"Crucified before the foundation of the world." What does that mean? How could that even happen? Historians and archaeologists ta...

Thursday, November 5, 2015

More About Parables

Jesus used parables a lot. He said things like: The kingdom of God is like unto, and the Bible reader knows a parable is coming. Poets and novelists are fond of parables too, but in popular literature they are called metaphors. The intent of using metaphors is clarity and understanding. Jesus sought to make things plain when he was teaching and training the Disciples. I thought people were sophisticated enough to understand a parable or metaphor, but I was wrong. Jesus was more careful than I was: He said, "to what shall we liken the kingdom of God? Or with comparison shall we compare it?" It is like a grain of mustard seed...

My parable tried to explain the way Salvation works. I wanted people to understand grace and forgiveness through the metaphor, but they focused on the financial aspect of the metaphor thinking I meant I could buy forgiveness. 

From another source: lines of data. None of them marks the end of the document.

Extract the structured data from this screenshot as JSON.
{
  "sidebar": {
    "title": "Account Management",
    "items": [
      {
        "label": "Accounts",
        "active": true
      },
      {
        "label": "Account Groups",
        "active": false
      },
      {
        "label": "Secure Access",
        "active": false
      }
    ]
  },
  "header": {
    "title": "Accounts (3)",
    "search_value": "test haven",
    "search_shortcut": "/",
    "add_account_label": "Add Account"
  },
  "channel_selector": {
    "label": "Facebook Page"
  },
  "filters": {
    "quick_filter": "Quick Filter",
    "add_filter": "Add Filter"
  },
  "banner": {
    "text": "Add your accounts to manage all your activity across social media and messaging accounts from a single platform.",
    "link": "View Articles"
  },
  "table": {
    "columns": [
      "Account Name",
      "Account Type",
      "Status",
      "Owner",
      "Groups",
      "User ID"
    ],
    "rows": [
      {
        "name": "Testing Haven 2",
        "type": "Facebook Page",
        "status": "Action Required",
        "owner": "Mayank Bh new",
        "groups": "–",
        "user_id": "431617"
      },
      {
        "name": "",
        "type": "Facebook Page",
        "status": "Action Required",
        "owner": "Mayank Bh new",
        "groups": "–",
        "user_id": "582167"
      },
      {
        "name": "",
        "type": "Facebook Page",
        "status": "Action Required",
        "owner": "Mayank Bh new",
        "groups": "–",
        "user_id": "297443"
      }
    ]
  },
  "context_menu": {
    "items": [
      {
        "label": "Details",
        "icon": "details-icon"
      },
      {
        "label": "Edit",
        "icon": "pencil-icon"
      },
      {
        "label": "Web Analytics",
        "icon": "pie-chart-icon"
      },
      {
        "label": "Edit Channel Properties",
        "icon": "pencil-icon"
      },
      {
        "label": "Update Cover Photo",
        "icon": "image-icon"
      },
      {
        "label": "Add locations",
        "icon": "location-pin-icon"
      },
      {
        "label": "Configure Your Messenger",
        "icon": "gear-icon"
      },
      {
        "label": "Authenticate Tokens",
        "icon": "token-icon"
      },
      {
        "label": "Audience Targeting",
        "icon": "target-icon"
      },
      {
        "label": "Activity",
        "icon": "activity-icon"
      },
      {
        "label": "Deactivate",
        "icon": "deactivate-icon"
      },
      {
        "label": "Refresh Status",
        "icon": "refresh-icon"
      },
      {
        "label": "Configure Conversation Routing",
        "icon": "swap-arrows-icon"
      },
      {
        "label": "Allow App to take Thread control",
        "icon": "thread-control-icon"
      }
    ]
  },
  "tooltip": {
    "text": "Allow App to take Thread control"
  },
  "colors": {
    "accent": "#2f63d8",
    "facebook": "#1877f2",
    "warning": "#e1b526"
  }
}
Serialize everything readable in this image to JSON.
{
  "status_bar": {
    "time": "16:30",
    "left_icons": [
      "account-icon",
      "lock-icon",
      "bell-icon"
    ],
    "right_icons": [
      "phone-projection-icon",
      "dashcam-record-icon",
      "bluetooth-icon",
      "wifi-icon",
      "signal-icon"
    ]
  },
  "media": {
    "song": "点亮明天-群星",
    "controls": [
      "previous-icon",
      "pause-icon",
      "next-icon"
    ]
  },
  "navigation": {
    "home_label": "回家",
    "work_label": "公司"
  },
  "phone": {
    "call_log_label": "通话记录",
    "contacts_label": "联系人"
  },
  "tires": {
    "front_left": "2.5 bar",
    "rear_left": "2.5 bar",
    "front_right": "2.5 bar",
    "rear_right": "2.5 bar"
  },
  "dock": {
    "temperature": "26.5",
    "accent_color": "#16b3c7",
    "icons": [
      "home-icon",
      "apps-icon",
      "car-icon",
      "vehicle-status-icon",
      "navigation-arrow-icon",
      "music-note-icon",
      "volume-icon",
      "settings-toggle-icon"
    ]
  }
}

Jesus used lots of parables. I don't think he meant to say we should all plant a mustard seed, but that the kingdom of God grows and shelters like the plant. In the parable of the Prodigal Son, he wanted his hearers to understand the principle of the Father's forgiveness,
his joy at having his son return home, and the offer of love and companionship to the elder son. There are different truths expressed in the parables, but they are not blessed when deliberately distorted by the hearer. In my use and sharing with others, I thought some of the comments were directed at me in criticism to make me appear foolish. Please read "The Credit Card" and you can decide. 
The Credit Card